____ DATA LISTING

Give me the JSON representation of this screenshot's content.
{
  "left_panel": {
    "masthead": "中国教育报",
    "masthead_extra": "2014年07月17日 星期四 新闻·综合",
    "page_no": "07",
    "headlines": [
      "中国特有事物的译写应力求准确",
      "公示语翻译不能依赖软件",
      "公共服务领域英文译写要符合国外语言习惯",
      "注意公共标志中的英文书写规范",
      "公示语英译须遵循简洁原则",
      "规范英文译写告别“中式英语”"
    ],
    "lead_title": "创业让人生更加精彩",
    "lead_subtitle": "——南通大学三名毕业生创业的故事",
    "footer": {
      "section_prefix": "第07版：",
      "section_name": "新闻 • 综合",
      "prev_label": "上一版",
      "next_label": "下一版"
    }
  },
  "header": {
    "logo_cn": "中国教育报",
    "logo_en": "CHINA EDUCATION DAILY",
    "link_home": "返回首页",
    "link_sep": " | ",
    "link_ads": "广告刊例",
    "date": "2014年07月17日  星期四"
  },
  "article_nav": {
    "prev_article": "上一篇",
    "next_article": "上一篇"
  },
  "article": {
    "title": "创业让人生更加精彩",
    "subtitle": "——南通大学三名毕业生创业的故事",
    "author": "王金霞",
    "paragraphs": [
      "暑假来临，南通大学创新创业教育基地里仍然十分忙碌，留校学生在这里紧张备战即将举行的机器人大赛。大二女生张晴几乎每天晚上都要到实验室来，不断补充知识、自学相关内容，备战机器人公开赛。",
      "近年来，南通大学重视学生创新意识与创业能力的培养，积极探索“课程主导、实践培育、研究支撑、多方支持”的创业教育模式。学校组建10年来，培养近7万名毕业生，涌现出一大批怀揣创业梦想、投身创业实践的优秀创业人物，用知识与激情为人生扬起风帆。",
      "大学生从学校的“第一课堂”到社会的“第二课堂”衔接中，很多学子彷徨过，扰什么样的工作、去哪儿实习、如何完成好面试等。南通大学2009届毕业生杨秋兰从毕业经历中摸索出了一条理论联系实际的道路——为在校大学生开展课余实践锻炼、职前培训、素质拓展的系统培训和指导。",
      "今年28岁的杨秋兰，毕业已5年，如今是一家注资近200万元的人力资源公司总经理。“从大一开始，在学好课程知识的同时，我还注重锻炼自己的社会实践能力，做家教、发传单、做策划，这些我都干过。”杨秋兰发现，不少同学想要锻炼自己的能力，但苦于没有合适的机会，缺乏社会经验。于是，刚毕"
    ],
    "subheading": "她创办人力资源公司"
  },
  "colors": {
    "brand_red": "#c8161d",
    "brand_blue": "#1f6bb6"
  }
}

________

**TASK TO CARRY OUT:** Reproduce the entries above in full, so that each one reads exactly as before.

**ANSWER BELOW:**
Give me the JSON representation of this screenshot's content.
{
  "left_panel": {
    "masthead": "中国教育报",
    "masthead_extra": "2014年07月17日 星期四 新闻·综合",
    "page_no": "07",
    "headlines": [
      "中国特有事物的译写应力求准确",
      "公示语翻译不能依赖软件",
      "公共服务领域英文译写要符合国外语言习惯",
      "注意公共标志中的英文书写规范",
      "公示语英译须遵循简洁原则",
      "规范英文译写告别“中式英语”"
    ],
    "lead_title": "创业让人生更加精彩",
    "lead_subtitle": "——南通大学三名毕业生创业的故事",
    "footer": {
      "section_prefix": "第07版：",
      "section_name": "新闻 • 综合",
      "prev_label": "上一版",
      "next_label": "下一版"
    }
  },
  "header": {
    "logo_cn": "中国教育报",
    "logo_en": "CHINA EDUCATION DAILY",
    "link_home": "返回首页",
    "link_sep": " | ",
    "link_ads": "广告刊例",
    "date": "2014年07月17日  星期四"
  },
  "article_nav": {
    "prev_article": "上一篇",
    "next_article": "上一篇"
  },
  "article": {
    "title": "创业让人生更加精彩",
    "subtitle": "——南通大学三名毕业生创业的故事",
    "author": "王金霞",
    "paragraphs": [
      "暑假来临，南通大学创新创业教育基地里仍然十分忙碌，留校学生在这里紧张备战即将举行的机器人大赛。大二女生张晴几乎每天晚上都要到实验室来，不断补充知识、自学相关内容，备战机器人公开赛。",
      "近年来，南通大学重视学生创新意识与创业能力的培养，积极探索“课程主导、实践培育、研究支撑、多方支持”的创业教育模式。学校组建10年来，培养近7万名毕业生，涌现出一大批怀揣创业梦想、投身创业实践的优秀创业人物，用知识与激情为人生扬起风帆。",
      "大学生从学校的“第一课堂”到社会的“第二课堂”衔接中，很多学子彷徨过，扰什么样的工作、去哪儿实习、如何完成好面试等。南通大学2009届毕业生杨秋兰从毕业经历中摸索出了一条理论联系实际的道路——为在校大学生开展课余实践锻炼、职前培训、素质拓展的系统培训和指导。",
      "今年28岁的杨秋兰，毕业已5年，如今是一家注资近200万元的人力资源公司总经理。“从大一开始，在学好课程知识的同时，我还注重锻炼自己的社会实践能力，做家教、发传单、做策划，这些我都干过。”杨秋兰发现，不少同学想要锻炼自己的能力，但苦于没有合适的机会，缺乏社会经验。于是，刚毕"
    ],
    "subheading": "她创办人力资源公司"
  },
  "colors": {
    "brand_red": "#c8161d",
    "brand_blue": "#1f6bb6"
  }
}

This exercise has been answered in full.